Glossary -- Hungary
- Council for Mutual Economic Assistance. Sometimes cited as CMEA
or CEMA. Members in 1989 included Bulgaria, Cuba, Czechoslavakia,
the German Democratic Republic (East Germany), Hungary, the
Mongolian People's Republic (Mongolia), Poland, Romania, the Soviet
Union, and Vietnam. Its purpose was to further economic cooperation
- Number of days each week that the serf was required to work for
- entail system
- Form of inheritance by which land passed to the owner's male
descendents or, if he had no male heir, to the crown. Entail checked
Hungary's economic development because it prevented the nobles from
selling their land or using it as collateral to obtain credit.
- National currency of Hungary. As of July 1989, the official
exchange rate was 62.28 forints to US$1.
- gross domestic product (GDP)
- Includes "transferred value" (cost of materials) and "newly
created value" (profits and wages). "Nonproductive" activities
(services) are not included in GDP; thus, it is not comparable with
the Western concept of gross national product (GNP).
- Central organ for all military matters in the Habsburg lands.
- International Monetary Fund
- Established along with the World Bank (q.v.) in 1945,
the IMF is a specialized agency affiliated with the United Nations
that takes responsibility for stabilizing international exchange
rates and payments. The main business of the IMF is the provision of
loans to its members when they experience balance of payments
difficulties. These loans often carry conditions that require
substantial internal economic adjustments by the recipients.
- From the Latin nomenclature. This Russian word denotes
an enumeration of important positions and the candidates who are
examined, recommended, and assigned to fill them by communist party
committees at various levels.
- Originally created in the fifteenth century. Highest
officeholder in Hungary in the eighteenth century; in theory, the
commander in chief of the Hungarian armed forces.
- Former Roman province west of the Danube in present-day Hungary
and northern Yugoslavia.
- Party Rules
- HSWP document, which can be altered by the party congress. The
Party Rules contain sections on regulations for admission into the
HSWP, the organizational structure of the party, the principles of
democratic centralism, the role of the Basic Organization, the tasks
of the party in state and mass organizations, and membership dues.
- Petofi Circle
- A group formed in 1956 named after the nineteenth-century poet
and revolutionary Sandor Petofi, who symbolized Hungary's desire for
freedom. Made up of liberal writers, intellectuals, and some
communists, the circle generated the ideas that led to the
Revolution of 1956.
- value-added tax
- A tax applied to the additional value created at a given stage
of production and calculated as the difference between the product
value at that stage and the cost of all materials and services
purchased as inputs.
- Warsaw Pact
- Political-military alliance founded in 1955 as a counterweight
to the North Atlantic Treaty Organization. Members in 1989 included
Bulgaria, Czechoslavakia, East Germany, Hungary, Poland, Romania,
and the Soviet Union. Has served as the Soviet Union's primary
mechanism for keeping political and military control over Eastern
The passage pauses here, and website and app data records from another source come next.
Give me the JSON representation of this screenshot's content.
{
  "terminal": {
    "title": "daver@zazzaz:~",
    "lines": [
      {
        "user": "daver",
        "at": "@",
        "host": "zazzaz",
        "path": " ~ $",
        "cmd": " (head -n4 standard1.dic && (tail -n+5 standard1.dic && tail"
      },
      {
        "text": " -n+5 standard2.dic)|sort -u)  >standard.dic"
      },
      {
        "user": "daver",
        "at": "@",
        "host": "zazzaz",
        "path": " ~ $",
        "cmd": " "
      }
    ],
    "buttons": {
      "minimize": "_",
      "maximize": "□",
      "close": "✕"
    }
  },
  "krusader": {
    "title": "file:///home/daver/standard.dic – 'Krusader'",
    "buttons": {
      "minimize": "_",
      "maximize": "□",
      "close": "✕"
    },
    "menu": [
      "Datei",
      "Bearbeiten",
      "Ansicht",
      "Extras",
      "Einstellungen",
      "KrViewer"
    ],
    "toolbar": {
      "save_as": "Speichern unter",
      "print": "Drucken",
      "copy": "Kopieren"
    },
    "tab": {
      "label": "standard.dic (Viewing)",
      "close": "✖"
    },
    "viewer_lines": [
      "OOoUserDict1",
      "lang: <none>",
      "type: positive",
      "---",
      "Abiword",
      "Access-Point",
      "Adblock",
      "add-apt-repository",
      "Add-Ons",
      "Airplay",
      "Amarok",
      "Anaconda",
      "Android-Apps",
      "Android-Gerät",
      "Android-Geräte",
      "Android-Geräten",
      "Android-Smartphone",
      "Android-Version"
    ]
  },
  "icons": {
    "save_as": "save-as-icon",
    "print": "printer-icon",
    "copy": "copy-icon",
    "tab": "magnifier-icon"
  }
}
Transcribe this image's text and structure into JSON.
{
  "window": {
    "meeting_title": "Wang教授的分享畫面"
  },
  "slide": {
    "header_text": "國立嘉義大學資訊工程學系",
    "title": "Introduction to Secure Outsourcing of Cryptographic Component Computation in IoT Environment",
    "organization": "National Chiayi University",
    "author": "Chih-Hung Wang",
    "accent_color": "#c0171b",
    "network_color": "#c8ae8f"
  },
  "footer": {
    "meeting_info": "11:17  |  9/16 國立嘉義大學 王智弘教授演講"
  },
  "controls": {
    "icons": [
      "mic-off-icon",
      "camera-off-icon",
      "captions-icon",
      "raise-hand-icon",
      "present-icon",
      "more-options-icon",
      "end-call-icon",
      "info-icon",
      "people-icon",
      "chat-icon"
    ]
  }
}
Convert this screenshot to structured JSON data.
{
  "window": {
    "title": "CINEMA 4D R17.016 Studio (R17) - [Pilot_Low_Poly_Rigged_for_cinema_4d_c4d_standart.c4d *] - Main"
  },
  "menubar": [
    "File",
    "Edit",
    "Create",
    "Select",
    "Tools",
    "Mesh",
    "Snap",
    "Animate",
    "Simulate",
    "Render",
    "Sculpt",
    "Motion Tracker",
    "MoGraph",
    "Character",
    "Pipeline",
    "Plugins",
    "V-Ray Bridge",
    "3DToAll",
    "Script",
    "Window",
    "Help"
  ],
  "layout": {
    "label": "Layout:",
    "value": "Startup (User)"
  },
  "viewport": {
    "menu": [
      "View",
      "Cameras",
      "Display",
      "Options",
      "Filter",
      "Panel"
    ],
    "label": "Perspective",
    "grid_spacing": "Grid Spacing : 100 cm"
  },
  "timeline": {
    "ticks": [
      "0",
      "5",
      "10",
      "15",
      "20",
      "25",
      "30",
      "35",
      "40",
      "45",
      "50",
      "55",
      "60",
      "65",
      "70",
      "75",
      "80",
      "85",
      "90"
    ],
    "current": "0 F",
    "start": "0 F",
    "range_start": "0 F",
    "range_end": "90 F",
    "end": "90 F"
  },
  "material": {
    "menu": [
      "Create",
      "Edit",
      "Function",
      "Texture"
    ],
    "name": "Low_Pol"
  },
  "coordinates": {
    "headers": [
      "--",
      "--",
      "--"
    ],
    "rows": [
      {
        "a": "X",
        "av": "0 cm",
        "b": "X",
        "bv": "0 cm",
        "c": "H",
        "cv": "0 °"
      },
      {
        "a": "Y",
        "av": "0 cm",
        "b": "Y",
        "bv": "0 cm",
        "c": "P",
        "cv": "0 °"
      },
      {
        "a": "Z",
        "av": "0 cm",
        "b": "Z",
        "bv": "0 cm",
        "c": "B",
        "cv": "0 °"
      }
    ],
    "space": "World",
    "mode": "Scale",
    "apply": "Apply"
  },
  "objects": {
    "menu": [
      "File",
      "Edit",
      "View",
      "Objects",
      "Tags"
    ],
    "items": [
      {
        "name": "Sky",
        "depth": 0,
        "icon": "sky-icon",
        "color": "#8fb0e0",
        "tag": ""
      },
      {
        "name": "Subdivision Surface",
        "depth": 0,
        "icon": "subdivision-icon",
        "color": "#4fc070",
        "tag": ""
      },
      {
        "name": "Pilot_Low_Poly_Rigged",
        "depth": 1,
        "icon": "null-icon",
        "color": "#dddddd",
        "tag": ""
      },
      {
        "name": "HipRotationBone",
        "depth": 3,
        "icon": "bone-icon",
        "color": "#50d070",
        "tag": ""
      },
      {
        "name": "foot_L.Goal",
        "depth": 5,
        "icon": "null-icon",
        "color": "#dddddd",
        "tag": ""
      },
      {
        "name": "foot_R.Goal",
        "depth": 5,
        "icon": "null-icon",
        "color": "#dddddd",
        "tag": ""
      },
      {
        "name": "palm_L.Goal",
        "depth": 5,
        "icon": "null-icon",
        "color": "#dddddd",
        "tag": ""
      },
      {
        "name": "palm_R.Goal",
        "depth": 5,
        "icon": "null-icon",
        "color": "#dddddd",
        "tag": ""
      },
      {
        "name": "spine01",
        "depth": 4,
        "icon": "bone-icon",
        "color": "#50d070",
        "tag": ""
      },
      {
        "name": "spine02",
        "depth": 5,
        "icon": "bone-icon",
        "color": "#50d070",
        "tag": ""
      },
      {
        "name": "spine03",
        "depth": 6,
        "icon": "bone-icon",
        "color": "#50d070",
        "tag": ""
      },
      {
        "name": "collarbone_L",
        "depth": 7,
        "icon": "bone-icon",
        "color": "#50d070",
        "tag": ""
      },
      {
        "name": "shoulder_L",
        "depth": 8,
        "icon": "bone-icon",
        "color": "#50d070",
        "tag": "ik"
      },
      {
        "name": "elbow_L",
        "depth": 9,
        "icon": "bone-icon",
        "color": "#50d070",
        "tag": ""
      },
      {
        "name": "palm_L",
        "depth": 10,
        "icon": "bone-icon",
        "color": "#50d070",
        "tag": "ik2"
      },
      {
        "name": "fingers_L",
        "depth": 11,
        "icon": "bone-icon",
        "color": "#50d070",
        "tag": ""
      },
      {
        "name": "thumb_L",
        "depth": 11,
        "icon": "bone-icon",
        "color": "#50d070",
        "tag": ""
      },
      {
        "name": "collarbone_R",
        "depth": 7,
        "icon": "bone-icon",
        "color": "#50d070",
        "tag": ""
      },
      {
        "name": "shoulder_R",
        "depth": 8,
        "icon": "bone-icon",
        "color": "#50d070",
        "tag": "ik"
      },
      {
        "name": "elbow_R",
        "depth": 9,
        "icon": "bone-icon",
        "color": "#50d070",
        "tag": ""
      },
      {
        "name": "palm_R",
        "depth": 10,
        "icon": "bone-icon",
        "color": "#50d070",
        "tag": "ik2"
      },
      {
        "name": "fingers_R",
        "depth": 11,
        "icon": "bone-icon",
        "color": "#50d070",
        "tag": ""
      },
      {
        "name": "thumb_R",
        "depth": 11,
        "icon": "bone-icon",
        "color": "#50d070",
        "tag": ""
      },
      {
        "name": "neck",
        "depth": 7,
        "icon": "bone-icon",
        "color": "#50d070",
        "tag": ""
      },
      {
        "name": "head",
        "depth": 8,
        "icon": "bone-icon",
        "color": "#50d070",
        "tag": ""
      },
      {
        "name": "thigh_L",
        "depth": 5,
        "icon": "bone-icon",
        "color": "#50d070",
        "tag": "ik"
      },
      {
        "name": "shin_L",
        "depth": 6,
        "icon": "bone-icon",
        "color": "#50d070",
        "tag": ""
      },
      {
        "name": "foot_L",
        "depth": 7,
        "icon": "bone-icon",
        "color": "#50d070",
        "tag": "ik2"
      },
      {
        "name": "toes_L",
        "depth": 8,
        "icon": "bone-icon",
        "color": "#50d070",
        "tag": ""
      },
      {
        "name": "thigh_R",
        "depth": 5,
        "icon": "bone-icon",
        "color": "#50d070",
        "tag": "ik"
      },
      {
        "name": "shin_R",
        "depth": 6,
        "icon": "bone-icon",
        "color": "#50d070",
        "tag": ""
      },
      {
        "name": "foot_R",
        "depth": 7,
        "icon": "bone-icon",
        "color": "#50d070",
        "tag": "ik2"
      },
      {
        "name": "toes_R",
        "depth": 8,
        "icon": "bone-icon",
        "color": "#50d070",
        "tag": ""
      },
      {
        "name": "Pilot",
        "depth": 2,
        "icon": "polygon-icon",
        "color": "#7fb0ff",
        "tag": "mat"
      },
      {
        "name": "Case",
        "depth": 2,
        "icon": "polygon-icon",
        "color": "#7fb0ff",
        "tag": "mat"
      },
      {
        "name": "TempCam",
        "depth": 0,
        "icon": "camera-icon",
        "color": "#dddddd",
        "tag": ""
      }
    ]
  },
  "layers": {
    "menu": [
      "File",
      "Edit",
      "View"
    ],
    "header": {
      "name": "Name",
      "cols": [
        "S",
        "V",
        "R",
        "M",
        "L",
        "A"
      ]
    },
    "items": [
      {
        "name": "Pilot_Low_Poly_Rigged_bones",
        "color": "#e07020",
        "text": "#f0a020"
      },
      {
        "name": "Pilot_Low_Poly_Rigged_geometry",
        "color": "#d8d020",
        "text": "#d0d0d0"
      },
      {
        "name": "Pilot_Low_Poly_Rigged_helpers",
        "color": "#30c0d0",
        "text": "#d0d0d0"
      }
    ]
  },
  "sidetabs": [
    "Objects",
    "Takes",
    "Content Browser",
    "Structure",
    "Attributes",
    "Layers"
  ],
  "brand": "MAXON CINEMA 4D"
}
- World Bank
- Informal name used to designate a group of three affiliated
international institutions: the International Bank for
Reconstruction and Development (IBRD), the International Development
Association (IDA), and the International Finance Corporation (IFC).
The IBRD, established in 1945, has the primary purpose of providing
loans to developing countries for productive projects. The IDA, a
legally separate loan fund administered by the staff of the IBRD,
was set up in 1960 to furnish credits to the poorest developing
countries on much easier terms than those of conventional IBRD
loans. The IFC, founded in 1956, supplements the activities of the
IBRD through loans and assistance designed specifically to encourage
the growth of productive private enterprises in less-developed
countries. The president and certain senior members of the IBRD hold
the same positions in the IFC. The three institutions are owned by
the governments of the countries that subscribe their capital. To
participate in the World Bank group, member states must first belong
to the IMF (q.v.).